Also keep informed of support gatherings for Egypt in your area and help spread the word about them locally as well as on social media. It is great for those who are there to know so many people are with them and appreciate what they are doing.

4) Financial contributions

I'm not sure at this point whether safe methods of making financial contributions from abroad exist, but I'll update this as soon as I become aware of something suitable.

5) If you have more ideas...

Post comments and they will be added.

Monday, February 7, 2011

Google's Crisis Response Page for Egypt

Google's crisis response page can be found HERE.

The page is available in English or Arabic and provides useful information including:

- internet access
- useful phone numbers
- useful maps
- NGO information
- news

and more.

Excellent Video Depicting Jan 25th Events

Was given a link to this video earlier, now I can't stop watching.

I am Egyptian

My name is Adham. The urge to write the above words for the world to see took me a little by surprise. I have always been averse to any form of nationalism, wherever it may originate. I have also lived most of my life outside Egypt. I have lived in great places, and met great people.

Don’t get me wrong, I have always been proud of where I came from. But I wasn’t really sure why. It just seemed like you had to be proud of where you came from. If I thought a bit, I found some reasons… good food, pyramids, bla bla bla. I remember when I was a kid and found out South American cultures had pyramids too, I was kinda bummed. I hurried to check ours were bigger.

Every time I looked towards Egypt, or visited, or saw an Egyptian team in international sport, a powerful sense of belonging would come over me. It would come, and it would pass. But after the past two weeks it will never pass again while I still breathe. Now I know, I know deep inside me:

I am Egyptian.

I sat and wondered where this change came from. I set upon inspecting my own beliefs. I’ve always thought that we were great, friendly people. Many of us achieved success on an individual level in many fields and many countries, just like people from other countries. On an individual level, we were no less than anyone else. What I also believed though, is that as a people we would never stand up for our rights. I couldn’t see how this would ever change. It was too complicated.

In the past couple of weeks, people proved me wrong. They stood up, at great personal expense, and took massive risks to demand our rights. They continue to do so. Some have fallen and will never be forgotten. Others continue to put their necks on the line every day to stand up for what they believe in, for what we all believe in.

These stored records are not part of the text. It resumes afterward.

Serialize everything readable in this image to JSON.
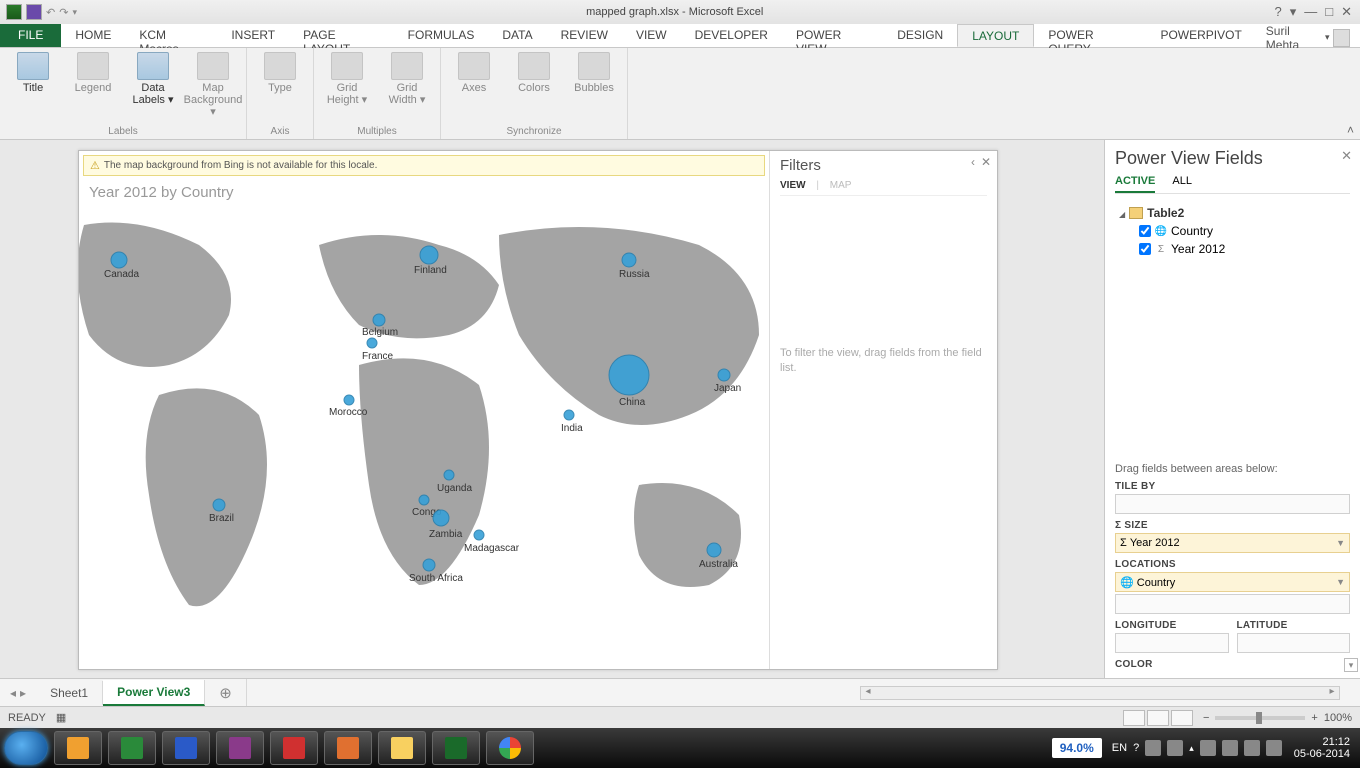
{
  "title": "mapped graph.xlsx - Microsoft Excel",
  "user": "Suril Mehta",
  "ribbonTabs": {
    "file": "FILE",
    "list": [
      "HOME",
      "KCM Macros",
      "INSERT",
      "PAGE LAYOUT",
      "FORMULAS",
      "DATA",
      "REVIEW",
      "VIEW",
      "DEVELOPER",
      "POWER VIEW",
      "DESIGN",
      "LAYOUT",
      "POWER QUERY",
      "POWERPIVOT"
    ],
    "active": "LAYOUT"
  },
  "ribbonGroups": {
    "labels": {
      "name": "Labels",
      "btns": [
        "Title",
        "Legend",
        "Data Labels ▾",
        "Map Background ▾"
      ]
    },
    "axis": {
      "name": "Axis",
      "btns": [
        "Type"
      ]
    },
    "multiples": {
      "name": "Multiples",
      "btns": [
        "Grid Height ▾",
        "Grid Width ▾"
      ]
    },
    "sync": {
      "name": "Synchronize",
      "btns": [
        "Axes",
        "Colors",
        "Bubbles"
      ]
    }
  },
  "warning": "The map background from Bing is not available for this locale.",
  "mapTitle": "Year 2012 by Country",
  "filters": {
    "title": "Filters",
    "tabs": {
      "view": "VIEW",
      "map": "MAP"
    },
    "hint": "To filter the view, drag fields from the field list."
  },
  "fieldList": {
    "title": "Power View Fields",
    "tabs": {
      "active": "ACTIVE",
      "all": "ALL"
    },
    "table": "Table2",
    "fields": [
      {
        "icon": "🌐",
        "label": "Country",
        "checked": true
      },
      {
        "icon": "Σ",
        "label": "Year 2012",
        "checked": true
      }
    ],
    "areasHeader": "Drag fields between areas below:",
    "areas": {
      "tileBy": "TILE BY",
      "size": "Σ SIZE",
      "sizeVal": "Σ Year 2012",
      "locations": "LOCATIONS",
      "locationsVal": "🌐 Country",
      "longitude": "LONGITUDE",
      "latitude": "LATITUDE",
      "color": "COLOR"
    }
  },
  "chart_data": {
    "type": "bubble-map",
    "title": "Year 2012 by Country",
    "size_field": "Year 2012",
    "location_field": "Country",
    "points": [
      {
        "country": "Canada",
        "size_rel": 0.35
      },
      {
        "country": "Finland",
        "size_rel": 0.4
      },
      {
        "country": "Russia",
        "size_rel": 0.3
      },
      {
        "country": "Belgium",
        "size_rel": 0.28
      },
      {
        "country": "France",
        "size_rel": 0.25
      },
      {
        "country": "Morocco",
        "size_rel": 0.22
      },
      {
        "country": "India",
        "size_rel": 0.2
      },
      {
        "country": "China",
        "size_rel": 1.0
      },
      {
        "country": "Japan",
        "size_rel": 0.25
      },
      {
        "country": "Uganda",
        "size_rel": 0.22
      },
      {
        "country": "Congo",
        "size_rel": 0.22
      },
      {
        "country": "Zambia",
        "size_rel": 0.35
      },
      {
        "country": "Madagascar",
        "size_rel": 0.2
      },
      {
        "country": "South Africa",
        "size_rel": 0.25
      },
      {
        "country": "Brazil",
        "size_rel": 0.25
      },
      {
        "country": "Australia",
        "size_rel": 0.3
      }
    ]
  },
  "sheets": {
    "s1": "Sheet1",
    "s2": "Power View3"
  },
  "status": {
    "ready": "READY",
    "zoom": "100%"
  },
  "taskbar": {
    "badge": "94.0%",
    "lang": "EN",
    "time": "21:12",
    "date": "05-06-2014"
  }
}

No matter what happens now, these people have brought about changes that can never be undone. Changes that will affect not only themselves, but every Egyptian. We owe these people a debt of gratitude we will never be able to repay.

To those who did what had to be done, who relentlessly pursued freedom in the face of violence, intimidation, fear, and even opposition by their fearful peers…

Thank you.